At one time, the Herbertsville Deli was not only a quick stop for sandwiches, cold cuts and snacks, but something of a community meetingplace. Kids would plead with their parents for a 15-cent Hershey’s ice pop, neighbors would catch up, and everything going on locally would somehow make it to the huge bulletin board near the front door.
Eventually, an award-winning meat and seafood market moved into the far half of the building, run by the same owners as the trendy Sandpiper Inn restaurant in Spring Lake. At its busiest, lines stretched from the butcher shop into the deli – and occasionally out the door.

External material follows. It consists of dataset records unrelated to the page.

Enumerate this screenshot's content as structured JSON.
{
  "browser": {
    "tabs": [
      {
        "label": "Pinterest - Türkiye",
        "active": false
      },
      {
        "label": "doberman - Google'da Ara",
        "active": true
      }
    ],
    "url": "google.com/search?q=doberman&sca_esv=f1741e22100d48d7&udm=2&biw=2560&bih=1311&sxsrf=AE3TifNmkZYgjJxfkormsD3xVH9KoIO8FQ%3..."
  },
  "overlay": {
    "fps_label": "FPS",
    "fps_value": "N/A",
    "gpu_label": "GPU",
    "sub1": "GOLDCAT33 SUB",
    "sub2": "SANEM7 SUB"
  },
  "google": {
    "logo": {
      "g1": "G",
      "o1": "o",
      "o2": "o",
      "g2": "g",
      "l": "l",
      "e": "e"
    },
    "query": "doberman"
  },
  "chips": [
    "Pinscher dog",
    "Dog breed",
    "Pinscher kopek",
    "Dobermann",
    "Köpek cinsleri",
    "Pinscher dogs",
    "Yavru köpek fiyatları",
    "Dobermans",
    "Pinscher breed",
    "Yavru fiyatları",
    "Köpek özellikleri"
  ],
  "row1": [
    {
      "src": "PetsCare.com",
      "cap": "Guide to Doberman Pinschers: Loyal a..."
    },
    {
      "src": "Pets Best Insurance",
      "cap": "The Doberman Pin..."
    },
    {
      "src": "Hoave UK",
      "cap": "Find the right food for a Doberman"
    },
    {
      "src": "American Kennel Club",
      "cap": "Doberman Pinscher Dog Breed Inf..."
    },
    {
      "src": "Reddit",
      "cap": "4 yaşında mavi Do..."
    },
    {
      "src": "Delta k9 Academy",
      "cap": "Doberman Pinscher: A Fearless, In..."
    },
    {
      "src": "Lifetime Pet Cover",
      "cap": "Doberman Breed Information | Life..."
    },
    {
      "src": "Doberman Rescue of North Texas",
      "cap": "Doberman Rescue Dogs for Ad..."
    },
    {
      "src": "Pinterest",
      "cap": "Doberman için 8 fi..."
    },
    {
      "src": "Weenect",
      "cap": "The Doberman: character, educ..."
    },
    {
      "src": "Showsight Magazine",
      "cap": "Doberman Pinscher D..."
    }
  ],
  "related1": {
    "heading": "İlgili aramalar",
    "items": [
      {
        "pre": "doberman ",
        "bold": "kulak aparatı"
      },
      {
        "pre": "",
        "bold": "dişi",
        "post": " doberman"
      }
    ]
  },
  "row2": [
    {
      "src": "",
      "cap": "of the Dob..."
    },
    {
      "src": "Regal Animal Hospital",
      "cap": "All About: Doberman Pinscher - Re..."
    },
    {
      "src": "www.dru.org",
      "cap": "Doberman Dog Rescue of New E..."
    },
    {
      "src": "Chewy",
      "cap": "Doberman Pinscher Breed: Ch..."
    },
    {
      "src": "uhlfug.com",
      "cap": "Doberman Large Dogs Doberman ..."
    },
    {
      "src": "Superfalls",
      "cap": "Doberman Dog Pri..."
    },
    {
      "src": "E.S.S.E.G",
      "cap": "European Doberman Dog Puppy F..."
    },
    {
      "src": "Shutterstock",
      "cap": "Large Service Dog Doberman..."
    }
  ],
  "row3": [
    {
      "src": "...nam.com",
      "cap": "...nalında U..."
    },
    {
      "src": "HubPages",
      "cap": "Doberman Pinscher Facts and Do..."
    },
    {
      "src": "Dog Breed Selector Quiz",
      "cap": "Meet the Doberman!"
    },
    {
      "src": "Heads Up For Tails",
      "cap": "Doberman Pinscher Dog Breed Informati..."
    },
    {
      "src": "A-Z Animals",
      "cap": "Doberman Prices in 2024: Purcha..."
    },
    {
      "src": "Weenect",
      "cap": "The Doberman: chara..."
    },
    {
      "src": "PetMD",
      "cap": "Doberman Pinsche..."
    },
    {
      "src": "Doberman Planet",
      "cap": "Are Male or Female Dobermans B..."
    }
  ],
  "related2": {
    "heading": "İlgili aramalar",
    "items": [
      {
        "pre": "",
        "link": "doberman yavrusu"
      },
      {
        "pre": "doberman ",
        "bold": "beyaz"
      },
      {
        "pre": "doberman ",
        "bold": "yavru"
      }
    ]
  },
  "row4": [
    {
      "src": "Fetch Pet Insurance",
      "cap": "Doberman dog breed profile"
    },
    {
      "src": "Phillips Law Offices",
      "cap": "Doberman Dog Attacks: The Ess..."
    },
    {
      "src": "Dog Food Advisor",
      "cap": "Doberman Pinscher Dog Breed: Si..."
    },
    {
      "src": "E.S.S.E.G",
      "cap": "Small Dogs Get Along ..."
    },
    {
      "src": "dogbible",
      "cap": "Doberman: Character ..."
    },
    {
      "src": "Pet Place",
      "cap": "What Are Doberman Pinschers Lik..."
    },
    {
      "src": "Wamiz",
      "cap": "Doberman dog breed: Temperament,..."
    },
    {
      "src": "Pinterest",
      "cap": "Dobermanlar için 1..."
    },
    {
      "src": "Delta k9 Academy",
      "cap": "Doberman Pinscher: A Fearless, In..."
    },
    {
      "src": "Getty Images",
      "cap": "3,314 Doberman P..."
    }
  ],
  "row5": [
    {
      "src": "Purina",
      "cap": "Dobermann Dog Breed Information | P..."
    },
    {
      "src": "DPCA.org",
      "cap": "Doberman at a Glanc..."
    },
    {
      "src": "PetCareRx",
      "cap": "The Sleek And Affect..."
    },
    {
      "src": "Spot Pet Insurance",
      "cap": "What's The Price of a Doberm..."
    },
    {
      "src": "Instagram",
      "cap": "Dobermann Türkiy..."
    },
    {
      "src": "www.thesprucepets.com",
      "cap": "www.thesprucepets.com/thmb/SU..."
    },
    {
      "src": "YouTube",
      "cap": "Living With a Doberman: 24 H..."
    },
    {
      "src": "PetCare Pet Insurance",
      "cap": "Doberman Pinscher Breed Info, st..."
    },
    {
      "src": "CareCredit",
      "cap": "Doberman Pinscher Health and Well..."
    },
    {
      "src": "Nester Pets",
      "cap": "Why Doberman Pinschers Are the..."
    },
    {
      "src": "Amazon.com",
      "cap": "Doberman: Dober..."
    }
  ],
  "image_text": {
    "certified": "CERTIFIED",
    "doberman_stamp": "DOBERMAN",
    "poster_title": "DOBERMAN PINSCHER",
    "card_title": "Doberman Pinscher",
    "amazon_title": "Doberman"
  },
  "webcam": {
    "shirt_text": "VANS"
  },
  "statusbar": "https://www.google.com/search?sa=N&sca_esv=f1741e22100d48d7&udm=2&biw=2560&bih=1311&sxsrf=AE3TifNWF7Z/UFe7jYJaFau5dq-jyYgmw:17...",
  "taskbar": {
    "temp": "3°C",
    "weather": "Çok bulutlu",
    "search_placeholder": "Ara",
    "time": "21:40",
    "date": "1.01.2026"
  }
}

After longtime proprietor Pete Benninger retired in 2006, new owners from North Jersey purchased the property. The business never seemed to regain the “local magic” it had at its peak, but kept humming along until abruptly closing – purportedly for a remodeling – in 2014 before being boarded up in 2016. By 2018, a demolition permit had been obtained by the owner, who had at one point tested the waters for turning the deli into a liquor store, but nothing ever materialized. Earlier this year, the township’s Property Maintenance Board ruled the structure was unsafe and abandoned, and a crew of fire inspectors marked the building with “X” symbols, alerting firefighters to the fact that they should not enter the interior in the event of a blaze due to the condition of the structure.
The end of an era may finally arrive, with the Brick Township Council on Tuesday night voting unanimously to seek bids for the building’s demolition. The eventual cost of doing so will be recorded as a lien against the property.
“The northern half of Brick will be very excited about this resolution,” Mayor John Ducey said. “It certainly is an eyesore.”
The Property Maintenance Board made its decision on the deteriorating structure in February. Its roof was in a dangerous state of disrepair, windows were broken, pieces of the building was half-torn-off and flapping in the breeze, and graffiti was beginning to appear on the exterior walls. Pursuant to state land use laws, the property owner, an LLC based in Saddle Brook, N.J., was notified of the hearing before the board, then notified of its decision and the opportunity to appeal. They were also notified of Tuesday night’s vote. Officials never heard a word. Legal notices that are about six months old still dangle in a laminated packet from the front doorknob. The company which owns the building, 430 Brick Realty LLC, is owned by Mukesh Papaiya, of Mahwah, N.J., according to tax records.
“Since they ignored us, the board is recommending demolition of the unsafe structure and a lien to cover the costs,” Ducey announced, before the unanimous vote was called.
Under state contracting law, the demolition of the building must go out to public bid. Once proposals are received back, the council is expected to award a contract to the lowest qualified bidder, at which point pre-construction meetings will be arranged and a demolition date will be set. The contract will task the contractor with demolishing the structure, ensuring what remains is environmentally sound, and securing the site for safety purposes.